Copy the entries exactly, leaving out nothing.

-- Opening Marker --

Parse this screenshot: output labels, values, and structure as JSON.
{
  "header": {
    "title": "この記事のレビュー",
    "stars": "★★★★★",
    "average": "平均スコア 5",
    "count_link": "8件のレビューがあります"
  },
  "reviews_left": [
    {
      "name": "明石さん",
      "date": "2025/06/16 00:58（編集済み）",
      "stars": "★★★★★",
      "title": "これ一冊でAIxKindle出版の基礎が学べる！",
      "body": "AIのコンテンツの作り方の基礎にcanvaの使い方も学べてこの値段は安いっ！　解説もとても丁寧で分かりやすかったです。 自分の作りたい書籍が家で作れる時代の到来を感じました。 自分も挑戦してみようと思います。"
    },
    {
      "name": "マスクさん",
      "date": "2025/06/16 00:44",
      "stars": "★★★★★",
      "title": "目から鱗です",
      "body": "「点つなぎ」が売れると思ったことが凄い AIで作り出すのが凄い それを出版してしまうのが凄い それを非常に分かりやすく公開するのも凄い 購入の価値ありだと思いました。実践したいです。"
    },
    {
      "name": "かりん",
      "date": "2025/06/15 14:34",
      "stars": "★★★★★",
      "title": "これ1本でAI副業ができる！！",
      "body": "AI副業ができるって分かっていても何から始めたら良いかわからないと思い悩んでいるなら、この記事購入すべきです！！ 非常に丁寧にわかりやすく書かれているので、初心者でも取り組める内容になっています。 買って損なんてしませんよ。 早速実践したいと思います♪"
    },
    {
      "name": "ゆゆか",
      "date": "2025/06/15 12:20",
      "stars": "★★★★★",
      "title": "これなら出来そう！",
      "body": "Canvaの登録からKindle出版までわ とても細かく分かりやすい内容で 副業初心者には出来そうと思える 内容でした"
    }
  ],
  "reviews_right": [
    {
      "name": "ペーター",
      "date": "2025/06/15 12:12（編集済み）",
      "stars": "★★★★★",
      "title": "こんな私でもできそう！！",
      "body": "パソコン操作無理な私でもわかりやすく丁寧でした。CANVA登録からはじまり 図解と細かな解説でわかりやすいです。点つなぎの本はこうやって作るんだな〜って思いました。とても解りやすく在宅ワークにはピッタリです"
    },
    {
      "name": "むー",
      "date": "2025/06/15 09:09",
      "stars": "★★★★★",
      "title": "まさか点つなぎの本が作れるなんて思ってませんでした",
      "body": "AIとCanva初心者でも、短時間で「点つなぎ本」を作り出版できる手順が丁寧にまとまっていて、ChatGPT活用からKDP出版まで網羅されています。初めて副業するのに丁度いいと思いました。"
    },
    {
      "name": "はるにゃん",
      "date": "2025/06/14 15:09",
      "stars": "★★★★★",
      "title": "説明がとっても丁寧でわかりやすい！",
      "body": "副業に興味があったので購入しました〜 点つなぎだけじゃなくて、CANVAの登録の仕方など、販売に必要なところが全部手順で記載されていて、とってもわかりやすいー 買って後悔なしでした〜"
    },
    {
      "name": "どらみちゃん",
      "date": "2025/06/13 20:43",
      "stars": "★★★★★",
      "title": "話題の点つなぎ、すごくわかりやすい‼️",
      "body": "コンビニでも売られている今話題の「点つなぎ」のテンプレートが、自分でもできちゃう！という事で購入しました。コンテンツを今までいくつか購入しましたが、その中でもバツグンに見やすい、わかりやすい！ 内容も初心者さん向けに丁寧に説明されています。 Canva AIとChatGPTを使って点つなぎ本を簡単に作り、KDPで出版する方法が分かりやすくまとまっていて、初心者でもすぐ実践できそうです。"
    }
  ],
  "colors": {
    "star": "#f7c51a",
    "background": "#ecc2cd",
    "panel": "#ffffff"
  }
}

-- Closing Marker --

-- Reply --
Parse this screenshot: output labels, values, and structure as JSON.
{
  "header": {
    "title": "この記事のレビュー",
    "stars": "★★★★★",
    "average": "平均スコア 5",
    "count_link": "8件のレビューがあります"
  },
  "reviews_left": [
    {
      "name": "明石さん",
      "date": "2025/06/16 00:58（編集済み）",
      "stars": "★★★★★",
      "title": "これ一冊でAIxKindle出版の基礎が学べる！",
      "body": "AIのコンテンツの作り方の基礎にcanvaの使い方も学べてこの値段は安いっ！　解説もとても丁寧で分かりやすかったです。 自分の作りたい書籍が家で作れる時代の到来を感じました。 自分も挑戦してみようと思います。"
    },
    {
      "name": "マスクさん",
      "date": "2025/06/16 00:44",
      "stars": "★★★★★",
      "title": "目から鱗です",
      "body": "「点つなぎ」が売れると思ったことが凄い AIで作り出すのが凄い それを出版してしまうのが凄い それを非常に分かりやすく公開するのも凄い 購入の価値ありだと思いました。実践したいです。"
    },
    {
      "name": "かりん",
      "date": "2025/06/15 14:34",
      "stars": "★★★★★",
      "title": "これ1本でAI副業ができる！！",
      "body": "AI副業ができるって分かっていても何から始めたら良いかわからないと思い悩んでいるなら、この記事購入すべきです！！ 非常に丁寧にわかりやすく書かれているので、初心者でも取り組める内容になっています。 買って損なんてしませんよ。 早速実践したいと思います♪"
    },
    {
      "name": "ゆゆか",
      "date": "2025/06/15 12:20",
      "stars": "★★★★★",
      "title": "これなら出来そう！",
      "body": "Canvaの登録からKindle出版までわ とても細かく分かりやすい内容で 副業初心者には出来そうと思える 内容でした"
    }
  ],
  "reviews_right": [
    {
      "name": "ペーター",
      "date": "2025/06/15 12:12（編集済み）",
      "stars": "★★★★★",
      "title": "こんな私でもできそう！！",
      "body": "パソコン操作無理な私でもわかりやすく丁寧でした。CANVA登録からはじまり 図解と細かな解説でわかりやすいです。点つなぎの本はこうやって作るんだな〜って思いました。とても解りやすく在宅ワークにはピッタリです"
    },
    {
      "name": "むー",
      "date": "2025/06/15 09:09",
      "stars": "★★★★★",
      "title": "まさか点つなぎの本が作れるなんて思ってませんでした",
      "body": "AIとCanva初心者でも、短時間で「点つなぎ本」を作り出版できる手順が丁寧にまとまっていて、ChatGPT活用からKDP出版まで網羅されています。初めて副業するのに丁度いいと思いました。"
    },
    {
      "name": "はるにゃん",
      "date": "2025/06/14 15:09",
      "stars": "★★★★★",
      "title": "説明がとっても丁寧でわかりやすい！",
      "body": "副業に興味があったので購入しました〜 点つなぎだけじゃなくて、CANVAの登録の仕方など、販売に必要なところが全部手順で記載されていて、とってもわかりやすいー 買って後悔なしでした〜"
    },
    {
      "name": "どらみちゃん",
      "date": "2025/06/13 20:43",
      "stars": "★★★★★",
      "title": "話題の点つなぎ、すごくわかりやすい‼️",
      "body": "コンビニでも売られている今話題の「点つなぎ」のテンプレートが、自分でもできちゃう！という事で購入しました。コンテンツを今までいくつか購入しましたが、その中でもバツグンに見やすい、わかりやすい！ 内容も初心者さん向けに丁寧に説明されています。 Canva AIとChatGPTを使って点つなぎ本を簡単に作り、KDPで出版する方法が分かりやすくまとまっていて、初心者でもすぐ実践できそうです。"
    }
  ],
  "colors": {
    "star": "#f7c51a",
    "background": "#ecc2cd",
    "panel": "#ffffff"
  }
}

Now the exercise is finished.